Buzzard married May, daughter of Edward Bliss, on 21 March 1899. They had two sons and three daughters, Margaret (Gardiner-Hill), Anthony, Sylvia, Teddy and Bella (Acworth). He died in December 1945, aged 73, and was succeeded in the baronetcy by his eldest son, Sir Anthony Wass Buzzard, who became a Rear-Admiral in the Royal Navy. Lady Buzzard died in March 1950.

Medical Advances at Oxford University[edit]

Following becoming Regius Professor of Medicine at Oxford University (1928), Buzzard represented the University on the General Medical Council, having previously represented the Royal College of Physicians. He became Chairman of the Faculty of Medicine, a Curator of the Bodleian Library and University Representative on Oxford City Council. He had plans to create a Medical School at Oxford. In 1929-30 Buzzard persuaded Lord Nuffield to purchase the Radcliffe Observatory for the Radcliffe Hospital, thereby doubling the size of the hospital site. Buzzard incubated a plan for an Institute of Medical Research at Oxford and founded the Nuffield Medical Benefaction and the Oxford Medical School was born.


  1. ^ "Buzzard, Thomas". Who's Who. Vol. 59. 1907. p. 268.
  2. ^ Charles Mosley, ed. Burke's Peerage, Baronetage & Knightage, 107th edition (Burke's Peerage (Genealogical Books) Ltd., Wilmington, Delaware, 2003) vol. 1 p. 627
  3. ^ "No. 33280". The London Gazette (Supplement). 3 June 1927. p. 3608.
  4. ^ "No. 33516". The London Gazette. 12 July 1929. p. 4622.

Further reading[edit]

  • Frank Honigsbaum, Buzzard, Sir (Edward) Farquhar, first baronet (1871–1945) In: Oxford Dictionary of National Biography (Oxford University Press, 2004)
  • Alexander Macdougall Cooke, Sir E. Farquhar Buzzard, Bt., K.C.V.O., D.M., F.R.C.P: An appreciation ISBN 0-9504414-0-6

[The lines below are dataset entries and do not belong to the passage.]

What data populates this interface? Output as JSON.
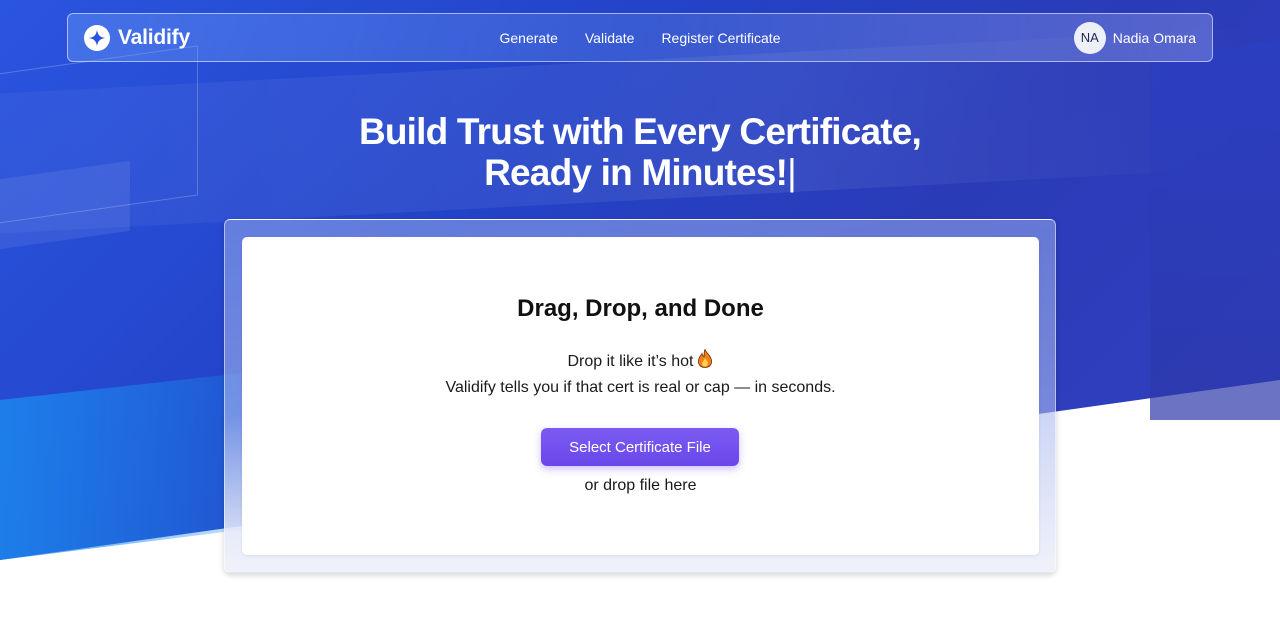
{
  "brand": {
    "name": "Validify",
    "icon": "sparkle-star-icon"
  },
  "nav": {
    "links": [
      {
        "label": "Generate"
      },
      {
        "label": "Validate"
      },
      {
        "label": "Register Certificate"
      }
    ]
  },
  "user": {
    "initials": "NA",
    "name": "Nadia Omara"
  },
  "hero": {
    "line1": "Build Trust with Every Certificate,",
    "line2": "Ready in Minutes!",
    "cursor": "|"
  },
  "upload": {
    "title": "Drag, Drop, and Done",
    "subtitle_line1": "Drop it like it’s hot",
    "subtitle_icon": "fire-icon",
    "subtitle_line2": "Validify tells you if that cert is real or cap — in seconds.",
    "button_label": "Select Certificate File",
    "drop_hint": "or drop file here"
  },
  "colors": {
    "hero_blue": "#2343c8",
    "button_purple": "#6a47ea"
  }
}
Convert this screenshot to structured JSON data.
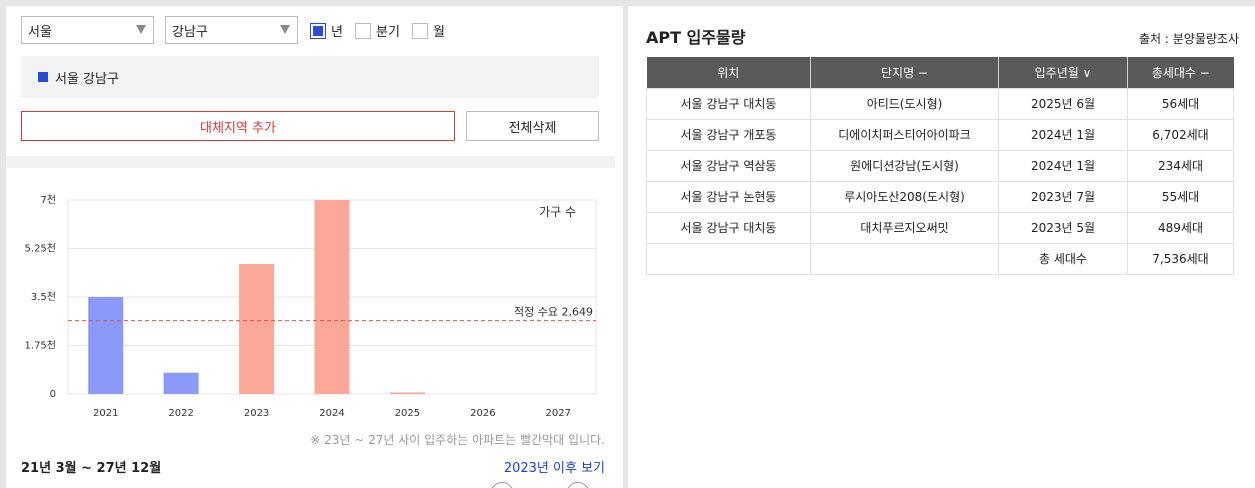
{
  "filters": {
    "city": "서울",
    "district": "강남구",
    "options": [
      {
        "label": "년",
        "checked": true
      },
      {
        "label": "분기",
        "checked": false
      },
      {
        "label": "월",
        "checked": false
      }
    ]
  },
  "region_tag": "서울 강남구",
  "buttons": {
    "alt_region": "대체지역 추가",
    "delete_all": "전체삭제"
  },
  "chart_data": {
    "type": "bar",
    "categories": [
      "2021",
      "2022",
      "2023",
      "2024",
      "2025",
      "2026",
      "2027"
    ],
    "values": [
      3500,
      770,
      4690,
      7000,
      56,
      0,
      0
    ],
    "bar_colors": [
      "#8c9af7",
      "#8c9af7",
      "#fba899",
      "#fba899",
      "#fba899",
      "#fba899",
      "#fba899"
    ],
    "ytick_labels": [
      "0",
      "1.75천",
      "3.5천",
      "5.25천",
      "7천"
    ],
    "yticks": [
      0,
      1750,
      3500,
      5250,
      7000
    ],
    "ylim": [
      0,
      7000
    ],
    "series_label": "가구 수",
    "reference_line": {
      "value": 2649,
      "label": "적정 수요 2,649",
      "color": "#e05050"
    }
  },
  "note": "※ 23년 ~ 27년 사이 입주하는 아파트는 빨간막대 입니다.",
  "period": "21년 3월 ~ 27년 12월",
  "more_link": "2023년 이후 보기",
  "right": {
    "title": "APT 입주물량",
    "source": "출처 : 분양물량조사",
    "headers": [
      "위치",
      "단지명 −",
      "입주년월 ∨",
      "총세대수 −"
    ],
    "rows": [
      [
        "서울 강남구 대치동",
        "아티드(도시형)",
        "2025년 6월",
        "56세대"
      ],
      [
        "서울 강남구 개포동",
        "디에이치퍼스티어아이파크",
        "2024년 1월",
        "6,702세대"
      ],
      [
        "서울 강남구 역삼동",
        "원에디션강남(도시형)",
        "2024년 1월",
        "234세대"
      ],
      [
        "서울 강남구 논현동",
        "루시아도산208(도시형)",
        "2023년 7월",
        "55세대"
      ],
      [
        "서울 강남구 대치동",
        "대치푸르지오써밋",
        "2023년 5월",
        "489세대"
      ]
    ],
    "total_label": "총 세대수",
    "total_value": "7,536세대"
  }
}
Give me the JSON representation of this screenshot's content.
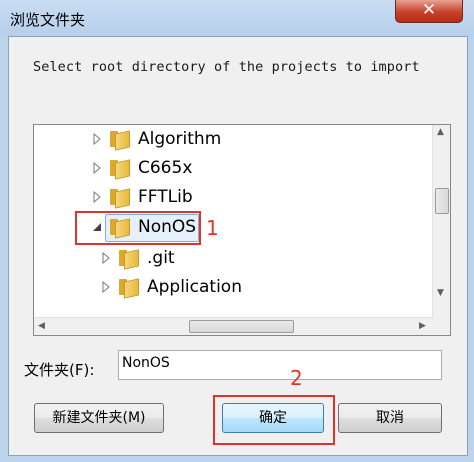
{
  "window": {
    "title": "浏览文件夹",
    "close_label": "✕"
  },
  "description": "Select root directory of the projects to import",
  "tree": {
    "items": [
      {
        "label": "Algorithm",
        "expanded": false
      },
      {
        "label": "C665x",
        "expanded": false
      },
      {
        "label": "FFTLib",
        "expanded": false
      },
      {
        "label": "NonOS",
        "expanded": true,
        "selected": true
      },
      {
        "label": ".git",
        "expanded": false
      },
      {
        "label": "Application",
        "expanded": false
      }
    ]
  },
  "folder_field": {
    "label": "文件夹(F):",
    "value": "NonOS"
  },
  "buttons": {
    "new_folder": "新建文件夹(M)",
    "ok": "确定",
    "cancel": "取消"
  },
  "annotations": {
    "marker_1": "1",
    "marker_2": "2"
  },
  "colors": {
    "annotation_red": "#e0342b",
    "selection_bg": "#e5f0fb",
    "folder_yellow": "#f6d77a"
  }
}
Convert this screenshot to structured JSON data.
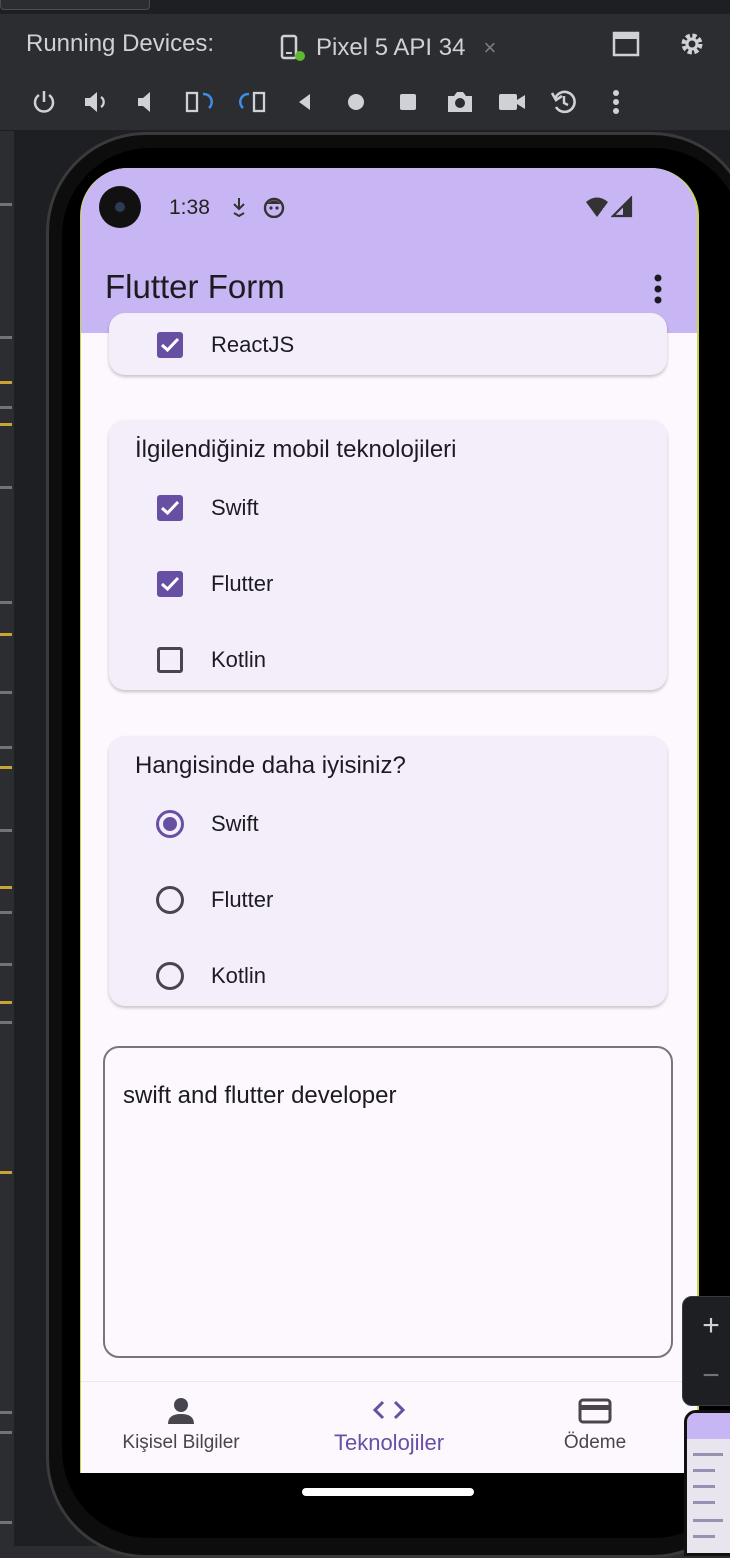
{
  "ide": {
    "running_devices_label": "Running Devices:",
    "device_tab": "Pixel 5 API 34",
    "close_glyph": "×",
    "toolbar_icons": [
      "power-icon",
      "volume-up-icon",
      "volume-down-icon",
      "rotate-left-icon",
      "rotate-right-icon",
      "back-icon",
      "home-icon",
      "overview-icon",
      "screenshot-icon",
      "screen-record-icon",
      "reset-icon",
      "more-vert-icon"
    ],
    "zoom_in": "+",
    "zoom_out": "−"
  },
  "status_bar": {
    "time": "1:38"
  },
  "app_bar": {
    "title": "Flutter Form"
  },
  "cards": {
    "web": {
      "items": [
        {
          "label": "ReactJS",
          "checked": true
        }
      ]
    },
    "mobile": {
      "title": "İlgilendiğiniz mobil teknolojileri",
      "items": [
        {
          "label": "Swift",
          "checked": true
        },
        {
          "label": "Flutter",
          "checked": true
        },
        {
          "label": "Kotlin",
          "checked": false
        }
      ]
    },
    "best": {
      "title": "Hangisinde daha iyisiniz?",
      "options": [
        {
          "label": "Swift",
          "selected": true
        },
        {
          "label": "Flutter",
          "selected": false
        },
        {
          "label": "Kotlin",
          "selected": false
        }
      ]
    }
  },
  "notes": {
    "value": "swift and flutter developer"
  },
  "bottom_nav": {
    "items": [
      {
        "label": "Kişisel Bilgiler",
        "icon": "person-icon"
      },
      {
        "label": "Teknolojiler",
        "icon": "code-icon",
        "active": true
      },
      {
        "label": "Ödeme",
        "icon": "credit-card-icon"
      }
    ]
  },
  "colors": {
    "primary": "#6750a4",
    "app_bar": "#c8b5f4",
    "surface": "#fdf8fd",
    "card": "#f4eefa"
  }
}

External links[edit]

Baronetage of the United Kingdom
New title Baronet
(of Munstead Grange)
Succeeded by
Anthony Wass Buzzard